Although “The Sun Rising” is one of the most blatant uses of the microcosmic sphere, Donne injects this motif to express romantic intimacy in many other love poems. “A Valediction: of Weeping” may be more somber, and may not have the same undertones of limerence, but Donne still uses scale and the microcosm to expertly persuade the female subject to abstain from crying upon her separation from the speaker. In this poem, Donne’s works to console an assumed female partner to keep her emotions in check lest her tears drown the Earthly world and suffocate them both in mourning. Continual juxtaposition between emotion and the cosmos allows Donne to shrink the planets in the solar system in order to minimize their importance, thus augmenting the emotional distress of departing with a loved one felt by the pair of lovers. In this way, scale is inversely applied; instead of reducing the lovers to expound romantic desire, the planets are now being downsized to emphasize this feeling of longing. An interesting line to point out is: “O more than moon/ Draw not up seas to drown me in thy sphere/ Weep me not dead, in thine arms, but forbear/ To teach the sea what it may do too soon”. As Empson writes: “Being more powerful than the actual moon, she [the subject] might be able to raise tides as high as the moon’s Ptolemaic sphere…so any tear of his with her reflection on it will take rank as a planet. Or rather, he first says this tear will become ‘All,’ a microcosm”. Meaning that all can be enveloped–or rather overtaken– by the female subject’s tears. Her sobs are not just droplets, either, but seas; Donne intentionally magnifies the lovers’ emotions to draw out their potency. This is merely reasserted in the second stanza, where Donne now tackles the task of shrinking the Earth as well as the moon to reassert this scalar theme. On the power of his lover’s tears, he once again remarks: “An Europe, Afric, and an Asia/ And quickly make that, which was nothing, all… A globe, yea world, by that impression grow/ Till thy tears mix’d with mine do overflow”. These lines indicate that not only do tears have the power to drown the moon, but the Earth as well; all continents become nothing, turning the Earth into one contiguous ocean. Thus, through this progression of drowning, both planet and moon become microcosms of loving sorrow. Now filled to the brim with mournful tears, the speaker and his lover have once again created their own microcosms. However, in this case, they have not been made in the likeness of ecstasy. Instead, Donne has used the scaling-down of cosmic globes and the scaling-up of romantic longing to allow his subjects’ tears to drown out the planet in which they live.

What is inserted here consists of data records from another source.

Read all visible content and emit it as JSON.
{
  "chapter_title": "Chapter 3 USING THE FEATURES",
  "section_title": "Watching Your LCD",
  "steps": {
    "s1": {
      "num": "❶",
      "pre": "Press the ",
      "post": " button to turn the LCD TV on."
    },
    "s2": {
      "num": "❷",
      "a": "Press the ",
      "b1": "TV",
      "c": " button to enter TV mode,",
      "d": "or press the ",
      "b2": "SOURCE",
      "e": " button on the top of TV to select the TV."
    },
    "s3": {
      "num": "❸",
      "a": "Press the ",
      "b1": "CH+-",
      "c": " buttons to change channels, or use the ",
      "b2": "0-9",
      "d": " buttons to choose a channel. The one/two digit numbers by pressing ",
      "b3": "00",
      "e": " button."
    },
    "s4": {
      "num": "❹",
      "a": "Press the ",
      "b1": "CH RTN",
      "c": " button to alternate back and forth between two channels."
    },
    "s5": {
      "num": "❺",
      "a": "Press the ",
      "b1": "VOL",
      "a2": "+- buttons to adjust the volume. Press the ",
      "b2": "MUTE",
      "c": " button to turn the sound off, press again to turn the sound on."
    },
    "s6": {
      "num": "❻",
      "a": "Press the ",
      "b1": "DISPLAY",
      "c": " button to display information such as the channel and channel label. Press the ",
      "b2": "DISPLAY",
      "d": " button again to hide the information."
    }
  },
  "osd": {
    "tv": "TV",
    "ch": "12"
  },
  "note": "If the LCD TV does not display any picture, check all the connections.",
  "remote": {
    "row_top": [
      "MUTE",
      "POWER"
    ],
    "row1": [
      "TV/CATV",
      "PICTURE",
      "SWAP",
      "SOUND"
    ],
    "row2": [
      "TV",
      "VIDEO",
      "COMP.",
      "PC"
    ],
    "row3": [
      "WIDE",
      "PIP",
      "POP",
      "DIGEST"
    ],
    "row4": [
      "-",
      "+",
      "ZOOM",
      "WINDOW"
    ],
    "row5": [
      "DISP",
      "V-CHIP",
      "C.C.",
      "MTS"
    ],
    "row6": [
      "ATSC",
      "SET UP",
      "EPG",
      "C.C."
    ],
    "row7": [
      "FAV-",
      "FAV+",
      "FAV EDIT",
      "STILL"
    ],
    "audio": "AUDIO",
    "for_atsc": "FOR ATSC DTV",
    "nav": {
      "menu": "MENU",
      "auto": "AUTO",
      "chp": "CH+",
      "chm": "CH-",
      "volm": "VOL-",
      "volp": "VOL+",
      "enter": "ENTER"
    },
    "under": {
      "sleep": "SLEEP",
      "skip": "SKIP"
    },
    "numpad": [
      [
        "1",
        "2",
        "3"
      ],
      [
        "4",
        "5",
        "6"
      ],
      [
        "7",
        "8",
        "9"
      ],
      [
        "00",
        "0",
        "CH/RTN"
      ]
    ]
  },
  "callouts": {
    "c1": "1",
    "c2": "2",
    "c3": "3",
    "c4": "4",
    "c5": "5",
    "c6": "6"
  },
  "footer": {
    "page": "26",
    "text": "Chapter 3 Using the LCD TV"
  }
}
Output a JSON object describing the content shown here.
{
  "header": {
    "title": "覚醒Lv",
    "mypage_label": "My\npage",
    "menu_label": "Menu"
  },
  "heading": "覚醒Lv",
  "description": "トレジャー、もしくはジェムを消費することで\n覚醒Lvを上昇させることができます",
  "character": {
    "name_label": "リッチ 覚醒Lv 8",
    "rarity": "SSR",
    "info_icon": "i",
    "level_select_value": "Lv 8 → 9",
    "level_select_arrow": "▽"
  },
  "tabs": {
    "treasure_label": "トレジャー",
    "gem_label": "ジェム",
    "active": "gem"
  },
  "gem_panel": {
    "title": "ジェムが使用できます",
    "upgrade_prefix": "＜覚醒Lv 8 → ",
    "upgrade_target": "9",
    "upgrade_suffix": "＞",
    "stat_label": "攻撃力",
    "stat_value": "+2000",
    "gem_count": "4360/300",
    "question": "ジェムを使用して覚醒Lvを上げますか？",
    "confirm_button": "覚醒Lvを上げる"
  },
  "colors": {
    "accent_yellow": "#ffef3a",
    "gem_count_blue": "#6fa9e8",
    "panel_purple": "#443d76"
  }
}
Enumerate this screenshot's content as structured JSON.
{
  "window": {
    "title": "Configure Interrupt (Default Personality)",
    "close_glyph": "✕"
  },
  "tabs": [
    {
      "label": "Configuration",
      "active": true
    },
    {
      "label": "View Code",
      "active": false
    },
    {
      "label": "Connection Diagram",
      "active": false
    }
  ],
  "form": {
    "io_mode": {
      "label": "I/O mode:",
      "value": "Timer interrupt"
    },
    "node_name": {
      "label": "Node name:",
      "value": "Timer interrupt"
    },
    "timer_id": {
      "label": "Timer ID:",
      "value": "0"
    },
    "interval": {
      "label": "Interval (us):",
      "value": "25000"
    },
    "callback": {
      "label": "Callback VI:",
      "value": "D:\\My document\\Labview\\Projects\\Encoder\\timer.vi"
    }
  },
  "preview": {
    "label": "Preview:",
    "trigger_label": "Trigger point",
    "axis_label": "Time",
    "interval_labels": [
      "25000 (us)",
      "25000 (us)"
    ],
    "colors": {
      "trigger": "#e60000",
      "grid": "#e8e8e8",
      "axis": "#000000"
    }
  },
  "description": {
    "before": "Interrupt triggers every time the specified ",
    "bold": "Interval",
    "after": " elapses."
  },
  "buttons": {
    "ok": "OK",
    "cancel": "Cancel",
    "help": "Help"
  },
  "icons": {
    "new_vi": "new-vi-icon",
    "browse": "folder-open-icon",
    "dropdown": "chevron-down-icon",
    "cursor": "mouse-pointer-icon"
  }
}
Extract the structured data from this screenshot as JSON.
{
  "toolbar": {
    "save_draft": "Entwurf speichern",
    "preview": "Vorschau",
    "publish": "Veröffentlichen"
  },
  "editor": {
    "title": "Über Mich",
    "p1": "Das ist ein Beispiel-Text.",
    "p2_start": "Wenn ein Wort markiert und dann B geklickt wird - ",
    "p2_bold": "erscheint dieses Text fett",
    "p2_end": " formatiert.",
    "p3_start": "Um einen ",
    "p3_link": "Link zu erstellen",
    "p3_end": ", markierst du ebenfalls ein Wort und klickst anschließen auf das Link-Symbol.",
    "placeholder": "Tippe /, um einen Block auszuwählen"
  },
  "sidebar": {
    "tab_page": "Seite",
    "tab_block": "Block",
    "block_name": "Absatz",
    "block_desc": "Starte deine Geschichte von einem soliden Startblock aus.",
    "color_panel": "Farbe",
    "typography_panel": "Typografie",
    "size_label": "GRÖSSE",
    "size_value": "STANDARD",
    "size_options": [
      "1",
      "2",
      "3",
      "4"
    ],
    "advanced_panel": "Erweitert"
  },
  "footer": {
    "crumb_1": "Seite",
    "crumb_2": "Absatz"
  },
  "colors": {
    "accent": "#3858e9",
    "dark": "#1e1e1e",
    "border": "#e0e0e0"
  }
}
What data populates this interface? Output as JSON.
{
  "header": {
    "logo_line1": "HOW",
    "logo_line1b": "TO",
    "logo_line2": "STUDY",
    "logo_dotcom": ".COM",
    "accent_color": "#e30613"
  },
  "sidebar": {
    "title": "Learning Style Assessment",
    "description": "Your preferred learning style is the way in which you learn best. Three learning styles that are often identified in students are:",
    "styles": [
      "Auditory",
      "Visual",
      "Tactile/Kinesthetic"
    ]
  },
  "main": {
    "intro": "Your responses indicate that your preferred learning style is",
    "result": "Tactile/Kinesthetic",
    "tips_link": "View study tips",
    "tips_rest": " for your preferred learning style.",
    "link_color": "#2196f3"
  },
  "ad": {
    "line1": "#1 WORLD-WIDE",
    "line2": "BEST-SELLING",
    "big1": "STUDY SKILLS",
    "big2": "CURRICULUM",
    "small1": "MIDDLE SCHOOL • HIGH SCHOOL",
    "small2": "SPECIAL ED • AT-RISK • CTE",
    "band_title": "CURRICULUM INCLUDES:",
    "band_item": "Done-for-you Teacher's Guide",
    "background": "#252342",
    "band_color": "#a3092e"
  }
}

Donne’s obsession and articulation of the soul, especially in his love poetry, offers unparalleled emotional intimacy, the unlocking of worlds of all scales, large or small. I was particularly struck after experiencing the kind of love Donne is describing when reading “The Sun Rising”, the resounding feeling of impassioned resonance – as if this ardency, the rich, full-bodied feeling that’s often too large to be condensed into prose, has finally been articulated. If you’ve never been in love, the poem simply reads as another literary text, but otherwise, relating to the feelings Donne characterizes is a way of inserting yourself into the internal microcosm of two lovers. To me, being allowed to ascend past the words on the page and escape into Donne’s metaphysical ecstasy is a profound intimate emotional experience of transcendence. As Empson put it, Donne was undoubtedly a “space man”, always seeking what was beyond our Earthly realm, either it’s love, the soul, or poetry itself.